It was interesting to me in my discussions with students for my doctoral study that the matter of unwarranted or easily begotten extensions came up as a concern for academic integrity. Of course, I realize the students who volunteered to participate in my study on students’ understandings of academic honesty and dishonesty could have been unique in some way or had their own “bones to pick” with teaching practices. This was, however, still a striking concern voiced by students and one worth passing along.
Students in my study said the meeting of deadlines, especially those established well in advance, was a skill to cultivate and one that was worth being held to account for as undergraduates. Several said they resented hearing from others, especially if after having worked hard to meet the deadline knowing that what they submitted would have been improved upon with more time, that an extension had been “easily” granted. Some students complained that others were getting extensions related to personal circumstances that they believed shouldn’t “cut the muster” with their professors. The complaint appeared to be the about the lack of transparency about what the real “rules of the game” were and whether a “level playing field” could be maintained. Students wanted to know what the real deadlines were and for what reasons extensions could be granted.
For the students in my study, granting of extensions based on both inadequate and fraudulent grounds was a particularly frustrating form of academic dishonesty.
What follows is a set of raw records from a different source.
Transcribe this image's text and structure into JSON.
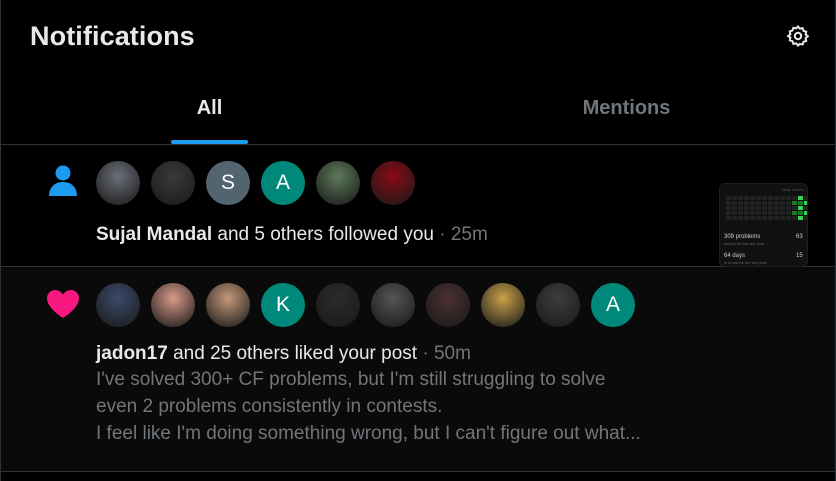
{
  "header": {
    "title": "Notifications",
    "settings_icon": "gear-icon"
  },
  "tabs": [
    {
      "label": "All",
      "active": true
    },
    {
      "label": "Mentions",
      "active": false
    }
  ],
  "notifications": [
    {
      "type": "follow",
      "icon": "person-icon",
      "icon_color": "#1d9bf0",
      "actor": "Sujal Mandal",
      "action": " and 5 others followed you",
      "separator": " · ",
      "time": "25m",
      "avatars": [
        {
          "letter": "",
          "color": "#6b6f78"
        },
        {
          "letter": "",
          "color": "#3a3a3a"
        },
        {
          "letter": "S",
          "color": "#536471"
        },
        {
          "letter": "A",
          "color": "#00897b"
        },
        {
          "letter": "",
          "color": "#5d7a5a"
        },
        {
          "letter": "",
          "color": "#8b0a14"
        }
      ]
    },
    {
      "type": "like",
      "icon": "heart-icon",
      "icon_color": "#f91880",
      "actor": "jadon17",
      "action": " and 25 others liked your post",
      "separator": " · ",
      "time": "50m",
      "preview_lines": [
        "I've solved 300+ CF problems, but I'm still struggling to solve",
        "even 2 problems consistently in contests.",
        "I feel like I'm doing something wrong, but I can't figure out what..."
      ],
      "avatars": [
        {
          "letter": "",
          "color": "#3b4a6b"
        },
        {
          "letter": "",
          "color": "#d99a8a"
        },
        {
          "letter": "",
          "color": "#c49a7a"
        },
        {
          "letter": "K",
          "color": "#00897b"
        },
        {
          "letter": "",
          "color": "#2b2b2b"
        },
        {
          "letter": "",
          "color": "#555555"
        },
        {
          "letter": "",
          "color": "#4a3030"
        },
        {
          "letter": "",
          "color": "#c9a24a"
        },
        {
          "letter": "",
          "color": "#3d3d3d"
        },
        {
          "letter": "A",
          "color": "#00897b"
        }
      ],
      "thumbnail": {
        "stat1": "309 problems",
        "stat1_sub": "solved for the last year",
        "stat2": "64 days",
        "stat2_sub": "in a row for the last year",
        "right1": "63",
        "right2": "15",
        "corner": "Most recent"
      }
    }
  ]
}
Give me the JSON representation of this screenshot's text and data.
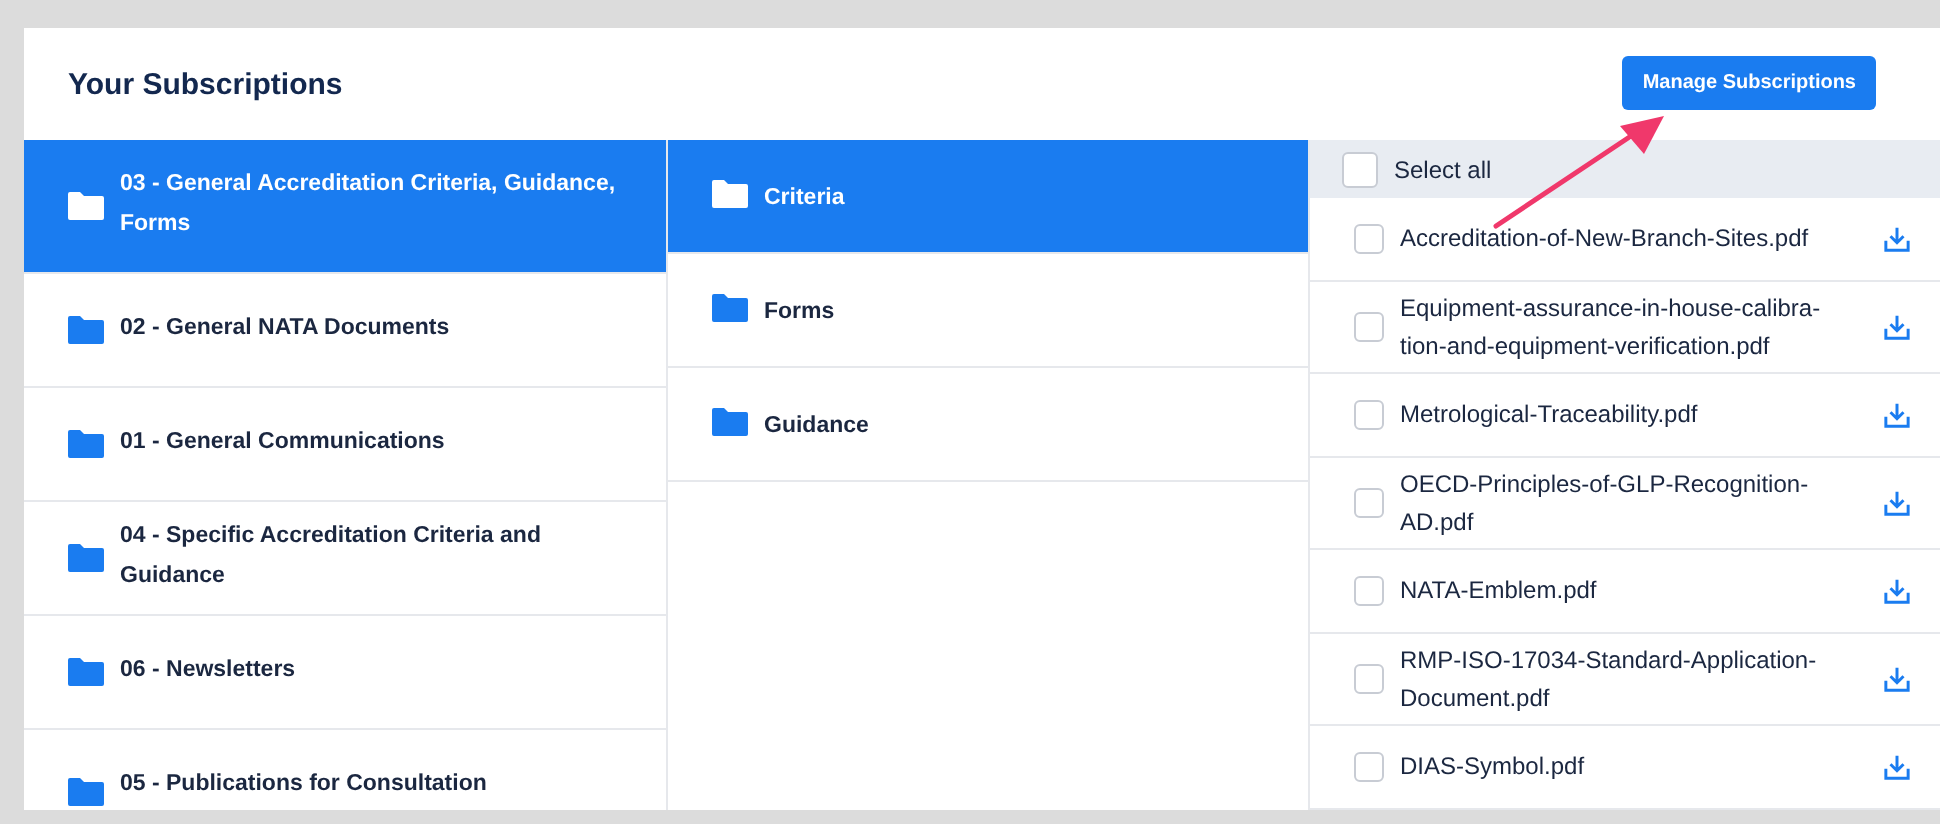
{
  "panel": {
    "title": "Your Subscriptions",
    "button": "Manage Subscriptions"
  },
  "folders": [
    {
      "label": "03 - General Accreditation Criteria, Guidance, Forms",
      "selected": true
    },
    {
      "label": "02 - General NATA Documents",
      "selected": false
    },
    {
      "label": "01 - General Communications",
      "selected": false
    },
    {
      "label": "04 - Specific Accreditation Criteria and Guidance",
      "selected": false
    },
    {
      "label": "06 - Newsletters",
      "selected": false
    },
    {
      "label": "05 - Publications for Consultation",
      "selected": false
    }
  ],
  "subfolders": [
    {
      "label": "Criteria",
      "selected": true
    },
    {
      "label": "Forms",
      "selected": false
    },
    {
      "label": "Guidance",
      "selected": false
    }
  ],
  "select_all": {
    "label": "Select all",
    "checked": false
  },
  "files": [
    {
      "name": "Accreditation-of-New-Branch-Sites.pdf",
      "checked": false
    },
    {
      "name": "Equipment-assurance-in-house-calibra-tion-and-equipment-verification.pdf",
      "checked": false
    },
    {
      "name": "Metrological-Traceability.pdf",
      "checked": false
    },
    {
      "name": "OECD-Principles-of-GLP-Recognition-AD.pdf",
      "checked": false
    },
    {
      "name": "NATA-Emblem.pdf",
      "checked": false
    },
    {
      "name": "RMP-ISO-17034-Standard-Application-Document.pdf",
      "checked": false
    },
    {
      "name": "DIAS-Symbol.pdf",
      "checked": false
    }
  ]
}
Hearing students talk in such animated and impassioned ways about these concerns has led me to be fairly explicit about my expectations for meeting deadlines and when and how to ask for extensions.
For more on academic integrity related issues, see the resources on the Website for the 2012 Academic Integrity Week.